» **Prompt**
Look for the string "novo" in the data below, and copy each line that holds it.

» **Dataset excerpts**

=======

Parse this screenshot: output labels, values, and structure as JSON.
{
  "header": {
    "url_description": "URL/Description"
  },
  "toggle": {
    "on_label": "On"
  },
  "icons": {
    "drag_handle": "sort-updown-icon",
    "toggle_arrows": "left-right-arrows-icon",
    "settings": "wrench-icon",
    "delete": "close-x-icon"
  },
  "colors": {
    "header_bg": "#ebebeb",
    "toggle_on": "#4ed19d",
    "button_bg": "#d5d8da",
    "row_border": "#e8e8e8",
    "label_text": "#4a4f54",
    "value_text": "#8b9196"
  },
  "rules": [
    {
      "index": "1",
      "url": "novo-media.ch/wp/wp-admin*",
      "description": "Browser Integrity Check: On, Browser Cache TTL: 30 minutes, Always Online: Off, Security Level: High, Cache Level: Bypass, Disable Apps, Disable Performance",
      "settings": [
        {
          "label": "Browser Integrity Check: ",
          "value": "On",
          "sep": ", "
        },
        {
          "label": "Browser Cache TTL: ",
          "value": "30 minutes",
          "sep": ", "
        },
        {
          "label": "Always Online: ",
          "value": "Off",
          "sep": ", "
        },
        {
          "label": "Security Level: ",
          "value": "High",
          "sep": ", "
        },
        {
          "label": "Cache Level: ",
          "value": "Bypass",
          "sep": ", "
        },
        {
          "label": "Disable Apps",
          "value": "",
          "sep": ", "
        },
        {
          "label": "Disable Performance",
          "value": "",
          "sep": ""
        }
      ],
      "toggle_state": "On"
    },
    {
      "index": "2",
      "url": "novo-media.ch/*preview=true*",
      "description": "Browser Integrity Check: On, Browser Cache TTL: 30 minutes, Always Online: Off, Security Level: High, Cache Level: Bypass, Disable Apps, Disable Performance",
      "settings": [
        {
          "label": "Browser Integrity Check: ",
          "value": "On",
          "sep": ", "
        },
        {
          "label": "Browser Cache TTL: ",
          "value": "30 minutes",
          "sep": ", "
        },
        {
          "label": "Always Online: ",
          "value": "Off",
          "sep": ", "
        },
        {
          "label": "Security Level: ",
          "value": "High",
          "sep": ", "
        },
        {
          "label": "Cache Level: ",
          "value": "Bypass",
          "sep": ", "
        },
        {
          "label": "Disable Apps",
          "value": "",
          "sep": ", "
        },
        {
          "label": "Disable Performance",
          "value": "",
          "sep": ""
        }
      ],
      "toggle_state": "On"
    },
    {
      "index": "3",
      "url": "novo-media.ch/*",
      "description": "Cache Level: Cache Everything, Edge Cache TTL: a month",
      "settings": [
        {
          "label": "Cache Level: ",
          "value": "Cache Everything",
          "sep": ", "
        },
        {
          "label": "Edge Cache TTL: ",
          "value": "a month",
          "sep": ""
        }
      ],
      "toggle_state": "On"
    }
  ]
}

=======

» **Answer below**
      "url": "novo-media.ch/wp/wp-admin*",
      "url": "novo-media.ch/*preview=true*",
      "url": "novo-media.ch/*",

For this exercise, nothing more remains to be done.